═════ Provided records
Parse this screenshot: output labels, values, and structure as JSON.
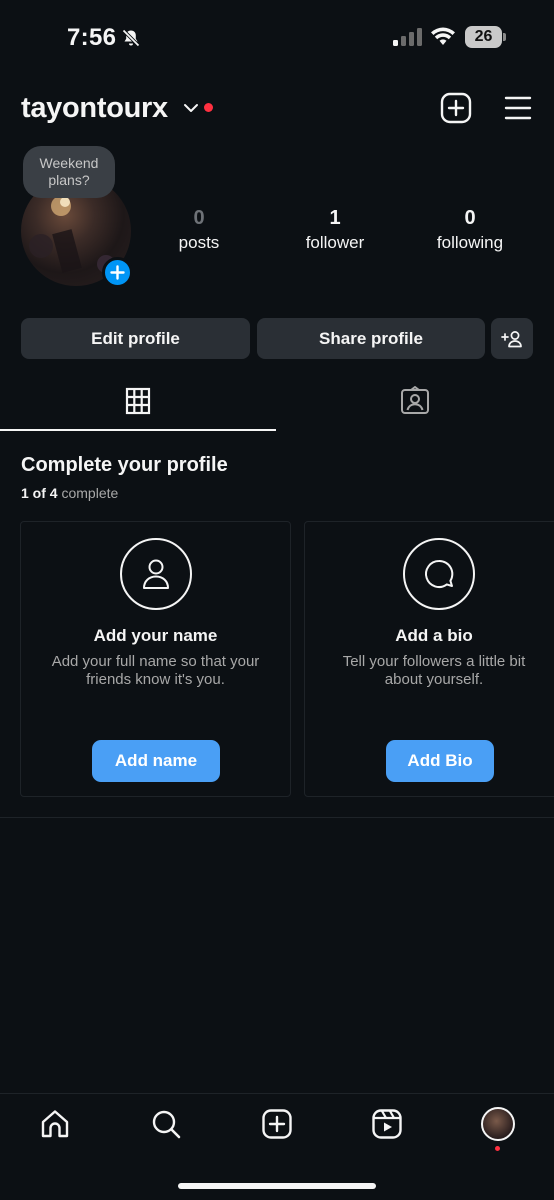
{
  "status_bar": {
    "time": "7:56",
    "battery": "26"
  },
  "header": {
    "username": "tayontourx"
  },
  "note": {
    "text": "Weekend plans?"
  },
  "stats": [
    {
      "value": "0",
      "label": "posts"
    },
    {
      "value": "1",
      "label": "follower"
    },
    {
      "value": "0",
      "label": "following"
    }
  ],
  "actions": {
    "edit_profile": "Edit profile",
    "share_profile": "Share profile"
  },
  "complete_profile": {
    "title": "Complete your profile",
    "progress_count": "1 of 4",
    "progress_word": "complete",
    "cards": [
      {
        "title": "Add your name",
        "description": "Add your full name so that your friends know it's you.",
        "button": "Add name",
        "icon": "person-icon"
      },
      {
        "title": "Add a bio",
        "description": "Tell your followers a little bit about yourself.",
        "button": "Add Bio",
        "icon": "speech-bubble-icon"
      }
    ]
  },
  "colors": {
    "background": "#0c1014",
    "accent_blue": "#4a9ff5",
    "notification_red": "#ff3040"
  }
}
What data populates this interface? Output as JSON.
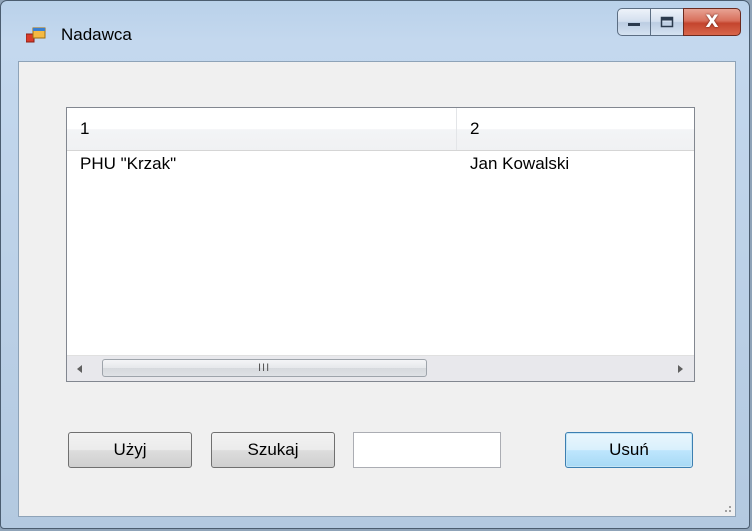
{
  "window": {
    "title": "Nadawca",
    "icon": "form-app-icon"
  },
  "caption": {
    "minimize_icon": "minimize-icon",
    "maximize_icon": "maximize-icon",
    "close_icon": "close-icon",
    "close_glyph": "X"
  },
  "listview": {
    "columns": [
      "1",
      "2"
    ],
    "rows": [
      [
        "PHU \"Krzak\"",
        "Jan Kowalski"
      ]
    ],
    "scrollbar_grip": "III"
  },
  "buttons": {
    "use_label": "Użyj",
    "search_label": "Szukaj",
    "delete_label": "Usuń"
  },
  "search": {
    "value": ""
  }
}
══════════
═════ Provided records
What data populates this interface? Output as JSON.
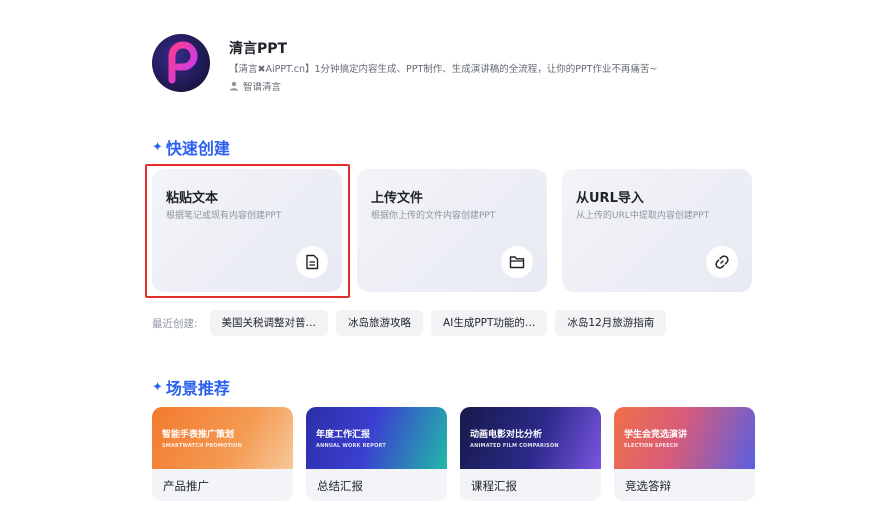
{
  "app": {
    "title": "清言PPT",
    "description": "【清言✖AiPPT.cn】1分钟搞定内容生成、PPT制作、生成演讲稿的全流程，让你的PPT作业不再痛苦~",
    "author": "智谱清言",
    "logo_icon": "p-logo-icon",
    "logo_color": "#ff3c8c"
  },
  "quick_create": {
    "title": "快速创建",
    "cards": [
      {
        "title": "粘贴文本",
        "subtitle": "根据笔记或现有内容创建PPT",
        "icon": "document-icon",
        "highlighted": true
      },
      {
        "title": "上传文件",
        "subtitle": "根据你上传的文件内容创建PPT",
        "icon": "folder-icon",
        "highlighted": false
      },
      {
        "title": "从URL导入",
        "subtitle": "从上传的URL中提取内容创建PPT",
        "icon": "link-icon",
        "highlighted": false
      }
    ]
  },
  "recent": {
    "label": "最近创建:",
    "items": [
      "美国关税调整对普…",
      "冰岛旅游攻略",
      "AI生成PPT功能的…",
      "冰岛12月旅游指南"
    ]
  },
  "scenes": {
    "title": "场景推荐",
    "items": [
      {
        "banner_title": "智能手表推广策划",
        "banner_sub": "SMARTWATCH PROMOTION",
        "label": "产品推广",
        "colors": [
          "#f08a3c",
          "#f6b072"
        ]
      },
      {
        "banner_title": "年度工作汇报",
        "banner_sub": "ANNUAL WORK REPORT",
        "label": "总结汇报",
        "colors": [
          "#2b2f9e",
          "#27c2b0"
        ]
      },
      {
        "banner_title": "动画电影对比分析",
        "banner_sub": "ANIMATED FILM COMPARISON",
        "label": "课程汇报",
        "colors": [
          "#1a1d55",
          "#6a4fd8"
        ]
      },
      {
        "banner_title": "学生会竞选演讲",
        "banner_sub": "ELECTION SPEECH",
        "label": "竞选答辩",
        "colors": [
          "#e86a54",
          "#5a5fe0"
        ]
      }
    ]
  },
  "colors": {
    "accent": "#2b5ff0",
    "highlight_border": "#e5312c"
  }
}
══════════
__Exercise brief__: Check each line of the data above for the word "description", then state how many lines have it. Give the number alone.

__Task answer__: 3